On a recent visit to Belgium, I was both challenged and surprised with what I experienced; a restored heritage village whose retail offer was just a bread vending machine, enjoyed gourmet food, drank Leffe abbey beer, visited a castle haunted by a KKK look-alike ghost, had breakfast with pensioners visiting the many scenes from the famous … Continue reading The great Brexit debate

Who knew Hedgehogs could dominate the landscape?

Part of the Stonehenge and Avebury World Heritage Site, Avebury is the more intriguing spectacle; a mishmash of the quaint, medieval, neolithic monuments, ditches, hedgehogs and druids.
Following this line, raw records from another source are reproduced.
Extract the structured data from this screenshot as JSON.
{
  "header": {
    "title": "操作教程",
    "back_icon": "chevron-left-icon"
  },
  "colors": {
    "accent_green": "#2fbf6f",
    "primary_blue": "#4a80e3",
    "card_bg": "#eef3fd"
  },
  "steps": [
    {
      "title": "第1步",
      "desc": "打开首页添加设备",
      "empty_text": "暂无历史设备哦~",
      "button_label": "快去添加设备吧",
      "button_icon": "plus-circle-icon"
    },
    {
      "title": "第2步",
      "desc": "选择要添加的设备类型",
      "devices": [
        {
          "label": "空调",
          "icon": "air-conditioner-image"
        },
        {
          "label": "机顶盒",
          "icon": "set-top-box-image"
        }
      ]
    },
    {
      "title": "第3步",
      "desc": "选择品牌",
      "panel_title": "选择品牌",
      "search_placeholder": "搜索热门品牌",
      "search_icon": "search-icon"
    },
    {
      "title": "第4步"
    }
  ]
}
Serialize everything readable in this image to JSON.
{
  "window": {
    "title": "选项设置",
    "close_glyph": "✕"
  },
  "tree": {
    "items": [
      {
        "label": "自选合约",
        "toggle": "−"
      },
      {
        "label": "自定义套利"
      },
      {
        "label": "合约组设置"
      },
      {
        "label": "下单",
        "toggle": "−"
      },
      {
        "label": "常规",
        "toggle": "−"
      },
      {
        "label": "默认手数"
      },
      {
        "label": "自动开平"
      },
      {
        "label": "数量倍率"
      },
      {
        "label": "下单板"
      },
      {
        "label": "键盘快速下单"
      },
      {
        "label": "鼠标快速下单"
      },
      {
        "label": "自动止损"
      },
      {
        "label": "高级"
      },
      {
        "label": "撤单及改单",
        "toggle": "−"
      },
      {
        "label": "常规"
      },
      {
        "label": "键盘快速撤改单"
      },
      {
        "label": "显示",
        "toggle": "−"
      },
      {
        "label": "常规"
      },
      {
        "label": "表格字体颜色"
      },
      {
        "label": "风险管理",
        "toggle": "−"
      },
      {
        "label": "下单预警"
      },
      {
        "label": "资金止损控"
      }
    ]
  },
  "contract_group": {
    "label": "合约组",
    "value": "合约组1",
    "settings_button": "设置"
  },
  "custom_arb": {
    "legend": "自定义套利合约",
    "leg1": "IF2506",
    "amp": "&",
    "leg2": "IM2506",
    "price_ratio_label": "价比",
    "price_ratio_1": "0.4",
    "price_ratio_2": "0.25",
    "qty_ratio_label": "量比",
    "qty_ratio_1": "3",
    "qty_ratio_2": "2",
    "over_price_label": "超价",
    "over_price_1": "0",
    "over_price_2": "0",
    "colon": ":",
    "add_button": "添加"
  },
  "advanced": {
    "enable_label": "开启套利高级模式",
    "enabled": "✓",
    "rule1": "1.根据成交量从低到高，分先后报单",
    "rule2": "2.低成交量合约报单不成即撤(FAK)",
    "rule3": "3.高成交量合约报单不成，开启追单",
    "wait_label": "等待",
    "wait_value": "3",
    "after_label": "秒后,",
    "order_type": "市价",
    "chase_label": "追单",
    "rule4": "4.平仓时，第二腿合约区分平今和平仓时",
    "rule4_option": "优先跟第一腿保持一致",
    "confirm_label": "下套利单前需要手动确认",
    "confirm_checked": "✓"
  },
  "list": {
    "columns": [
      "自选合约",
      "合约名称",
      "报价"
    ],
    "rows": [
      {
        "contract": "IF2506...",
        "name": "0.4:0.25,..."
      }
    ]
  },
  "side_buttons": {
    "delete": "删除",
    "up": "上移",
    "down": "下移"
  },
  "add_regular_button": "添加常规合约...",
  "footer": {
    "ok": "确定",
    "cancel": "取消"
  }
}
Thousands of years of chalk dust, stirred up by the tread of leather along the Ridgeway and around the ancient stones and mysterious monuments that dot the Wiltshire … Continue reading Who knew Hedgehogs could dominate the landscape?

I heard it on the grapevine

Once the larder for London, the Chilterns' are enjoying a revival of food fortunes with independent producers setting up their stalls across the hills. I heard on the grapevine that pickers were needed to help bring in the Solaris harvest at Frithsden vineyard last month. 40 or so volunteers,  including locals and "I missed it … Continue reading I heard it on the grapevine

Wormsley Estate, home to cricket and opera

Like Nuffield Place, Wormsley Estate is also typical of the Chilterns: slightly bonkers, intriguing and tucked away in a beautiful place you have probably only cycled past along the boundary-hugging Bridleway. The home of cricket and opera, not two pastimes I would associate with the same venue, but hey, that’s the Chilterns for you. I should … Continue reading Wormsley Estate, home to cricket and opera